I could spend many pages discussing “50 things you can do to make a difference,” but I think this cartoon approach, chasing the three biggest fish, should lead to more effective policies.
But what about “stuff”? According to Part I, the embodied energy in imported stuff might be the biggest fish of all! Yes, perhaps that fish is the mammoth in the room. But let’s leave defossilizing that mammoth to one side, and focus on the animals over which we have direct control.
So, here we go: let’s talk about transport, heating, and electricity.
For the impatient reader
Are you eager to know the end of the story right away? Here is a quick summary, a sneak preview of Part II.

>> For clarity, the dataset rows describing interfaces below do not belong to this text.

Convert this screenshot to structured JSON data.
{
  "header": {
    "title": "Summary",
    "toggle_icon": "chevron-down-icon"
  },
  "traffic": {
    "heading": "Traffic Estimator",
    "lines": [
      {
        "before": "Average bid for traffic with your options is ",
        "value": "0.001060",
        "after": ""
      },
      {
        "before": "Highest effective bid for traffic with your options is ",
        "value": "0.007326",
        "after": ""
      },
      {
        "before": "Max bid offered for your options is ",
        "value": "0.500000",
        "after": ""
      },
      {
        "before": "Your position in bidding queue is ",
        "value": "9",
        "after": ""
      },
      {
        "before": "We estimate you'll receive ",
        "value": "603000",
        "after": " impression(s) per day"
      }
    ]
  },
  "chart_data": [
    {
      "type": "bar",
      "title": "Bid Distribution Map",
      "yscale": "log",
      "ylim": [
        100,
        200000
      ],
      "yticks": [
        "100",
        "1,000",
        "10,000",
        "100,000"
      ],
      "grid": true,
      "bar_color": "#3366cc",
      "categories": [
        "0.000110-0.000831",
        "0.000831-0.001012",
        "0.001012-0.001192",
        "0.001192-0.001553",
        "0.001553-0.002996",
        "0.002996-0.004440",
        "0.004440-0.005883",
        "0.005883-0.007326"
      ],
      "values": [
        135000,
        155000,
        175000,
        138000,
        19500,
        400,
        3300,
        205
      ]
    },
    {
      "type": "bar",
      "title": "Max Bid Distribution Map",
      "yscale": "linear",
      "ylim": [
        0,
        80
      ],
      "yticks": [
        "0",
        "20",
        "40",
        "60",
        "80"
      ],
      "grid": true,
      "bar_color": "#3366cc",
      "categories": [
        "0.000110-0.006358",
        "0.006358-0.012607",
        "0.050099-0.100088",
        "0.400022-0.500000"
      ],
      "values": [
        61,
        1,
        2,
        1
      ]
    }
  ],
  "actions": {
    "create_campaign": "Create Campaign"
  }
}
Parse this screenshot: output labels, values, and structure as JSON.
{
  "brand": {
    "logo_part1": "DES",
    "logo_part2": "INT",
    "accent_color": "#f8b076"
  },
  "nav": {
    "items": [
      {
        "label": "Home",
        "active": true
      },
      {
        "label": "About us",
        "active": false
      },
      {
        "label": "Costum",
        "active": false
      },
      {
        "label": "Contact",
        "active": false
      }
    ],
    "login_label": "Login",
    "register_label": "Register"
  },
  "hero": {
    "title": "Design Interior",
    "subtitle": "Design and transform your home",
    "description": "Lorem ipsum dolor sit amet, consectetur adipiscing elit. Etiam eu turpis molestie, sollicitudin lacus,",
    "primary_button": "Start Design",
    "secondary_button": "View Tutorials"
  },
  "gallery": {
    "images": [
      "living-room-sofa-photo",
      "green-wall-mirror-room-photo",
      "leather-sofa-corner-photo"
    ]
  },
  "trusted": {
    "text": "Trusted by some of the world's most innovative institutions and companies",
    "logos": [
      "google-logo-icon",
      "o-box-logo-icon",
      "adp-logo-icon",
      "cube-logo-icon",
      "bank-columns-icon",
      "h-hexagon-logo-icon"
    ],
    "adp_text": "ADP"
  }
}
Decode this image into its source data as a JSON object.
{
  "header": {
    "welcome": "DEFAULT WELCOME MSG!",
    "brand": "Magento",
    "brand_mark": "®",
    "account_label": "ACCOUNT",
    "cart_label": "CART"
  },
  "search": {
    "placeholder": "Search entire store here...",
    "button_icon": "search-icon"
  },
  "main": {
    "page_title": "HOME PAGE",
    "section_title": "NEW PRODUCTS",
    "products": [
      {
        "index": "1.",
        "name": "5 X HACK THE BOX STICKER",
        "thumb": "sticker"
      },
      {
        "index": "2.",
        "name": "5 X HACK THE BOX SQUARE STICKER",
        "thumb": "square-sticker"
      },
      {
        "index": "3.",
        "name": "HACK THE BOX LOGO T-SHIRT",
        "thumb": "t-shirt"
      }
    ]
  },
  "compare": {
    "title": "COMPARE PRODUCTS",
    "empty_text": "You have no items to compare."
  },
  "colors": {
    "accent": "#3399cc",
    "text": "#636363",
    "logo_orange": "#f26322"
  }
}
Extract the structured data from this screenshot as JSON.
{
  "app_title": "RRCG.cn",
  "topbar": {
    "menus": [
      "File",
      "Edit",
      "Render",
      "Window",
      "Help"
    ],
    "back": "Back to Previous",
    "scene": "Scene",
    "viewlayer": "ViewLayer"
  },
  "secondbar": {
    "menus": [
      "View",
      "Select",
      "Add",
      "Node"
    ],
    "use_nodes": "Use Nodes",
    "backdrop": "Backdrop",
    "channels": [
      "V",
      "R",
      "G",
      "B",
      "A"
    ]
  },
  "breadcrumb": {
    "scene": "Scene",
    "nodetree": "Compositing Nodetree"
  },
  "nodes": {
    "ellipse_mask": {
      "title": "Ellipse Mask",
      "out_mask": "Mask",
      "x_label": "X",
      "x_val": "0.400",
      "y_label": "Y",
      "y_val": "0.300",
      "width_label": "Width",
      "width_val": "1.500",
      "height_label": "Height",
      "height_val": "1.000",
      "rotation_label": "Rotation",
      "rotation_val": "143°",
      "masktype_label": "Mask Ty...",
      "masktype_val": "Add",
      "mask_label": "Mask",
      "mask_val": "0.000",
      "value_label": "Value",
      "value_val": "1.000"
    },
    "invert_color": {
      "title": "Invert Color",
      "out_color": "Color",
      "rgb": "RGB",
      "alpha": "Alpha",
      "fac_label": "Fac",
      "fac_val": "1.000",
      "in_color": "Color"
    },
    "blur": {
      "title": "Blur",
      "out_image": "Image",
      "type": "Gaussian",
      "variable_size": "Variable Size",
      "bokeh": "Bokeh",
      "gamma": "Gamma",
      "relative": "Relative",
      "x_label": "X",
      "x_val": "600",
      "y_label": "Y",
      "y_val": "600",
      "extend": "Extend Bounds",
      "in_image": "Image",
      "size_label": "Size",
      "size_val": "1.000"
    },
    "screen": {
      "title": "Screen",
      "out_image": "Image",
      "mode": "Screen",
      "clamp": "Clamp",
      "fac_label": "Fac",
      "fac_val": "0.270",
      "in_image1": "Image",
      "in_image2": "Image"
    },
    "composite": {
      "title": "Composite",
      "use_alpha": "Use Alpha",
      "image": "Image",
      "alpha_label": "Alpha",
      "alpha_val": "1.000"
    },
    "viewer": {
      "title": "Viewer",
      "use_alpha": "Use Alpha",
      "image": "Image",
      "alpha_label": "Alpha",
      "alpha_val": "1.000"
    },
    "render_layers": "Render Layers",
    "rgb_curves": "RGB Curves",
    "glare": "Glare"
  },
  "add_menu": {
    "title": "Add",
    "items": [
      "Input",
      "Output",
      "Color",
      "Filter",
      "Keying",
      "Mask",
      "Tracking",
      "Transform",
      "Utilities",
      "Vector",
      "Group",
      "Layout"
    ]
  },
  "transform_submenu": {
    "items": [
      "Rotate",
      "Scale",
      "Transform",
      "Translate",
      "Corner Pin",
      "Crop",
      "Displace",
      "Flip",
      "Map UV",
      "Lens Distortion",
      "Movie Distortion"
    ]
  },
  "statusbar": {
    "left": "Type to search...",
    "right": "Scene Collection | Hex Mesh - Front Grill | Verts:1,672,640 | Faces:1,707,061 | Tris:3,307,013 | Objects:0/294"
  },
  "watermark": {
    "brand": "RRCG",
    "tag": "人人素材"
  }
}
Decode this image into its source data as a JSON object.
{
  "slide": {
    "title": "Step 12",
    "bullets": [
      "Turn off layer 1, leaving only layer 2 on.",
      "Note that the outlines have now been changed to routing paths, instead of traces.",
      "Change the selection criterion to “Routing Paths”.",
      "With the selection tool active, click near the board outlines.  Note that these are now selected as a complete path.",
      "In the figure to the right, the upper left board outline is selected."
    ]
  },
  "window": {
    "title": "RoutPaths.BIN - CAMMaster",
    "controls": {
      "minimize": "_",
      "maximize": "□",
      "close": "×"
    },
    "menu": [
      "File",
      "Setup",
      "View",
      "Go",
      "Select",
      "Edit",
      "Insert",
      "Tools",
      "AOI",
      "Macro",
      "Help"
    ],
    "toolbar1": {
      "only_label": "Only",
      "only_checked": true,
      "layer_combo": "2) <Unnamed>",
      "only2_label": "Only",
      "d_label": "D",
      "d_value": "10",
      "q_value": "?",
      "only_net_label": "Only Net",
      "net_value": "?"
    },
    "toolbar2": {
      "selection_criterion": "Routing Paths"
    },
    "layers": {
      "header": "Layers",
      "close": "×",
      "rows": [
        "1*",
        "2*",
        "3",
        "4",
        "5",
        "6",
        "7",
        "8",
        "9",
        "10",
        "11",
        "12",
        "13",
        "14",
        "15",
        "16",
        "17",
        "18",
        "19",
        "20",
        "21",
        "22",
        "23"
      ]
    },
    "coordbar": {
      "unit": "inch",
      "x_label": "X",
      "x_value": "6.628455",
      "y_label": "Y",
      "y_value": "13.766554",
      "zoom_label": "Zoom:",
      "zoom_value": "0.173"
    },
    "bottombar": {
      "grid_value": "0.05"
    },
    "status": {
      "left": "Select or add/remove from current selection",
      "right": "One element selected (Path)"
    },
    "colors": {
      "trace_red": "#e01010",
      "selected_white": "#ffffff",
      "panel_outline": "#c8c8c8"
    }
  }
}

First, we electrify transport. Electrification both gets transport off fossil fuels, and makes transport more energy-efficient. (Of course, electrification increases our demand for green electricity.)
Second, to supplement solar-thermal heating, we electrify most heating of air and water in buildings using heat pumps, which are four times more efficient than ordinary electrical heaters. This electrification of heating further increases the amount of green electricity required.
Third, we get all the green electricity from a mix of four sources: from our own renewables; perhaps from “clean coal;” perhaps from nuclear; and finally, and with great politeness, from other countries’ renewables.
Among other countries’ renewables, solar power in deserts is the most plentiful option. As long as we can build peaceful international collabor-ations, solar power in other people’s deserts certainly has the technical potential to provide us, them, and everyone with 125 kWh per day per person.
Questions? Read on.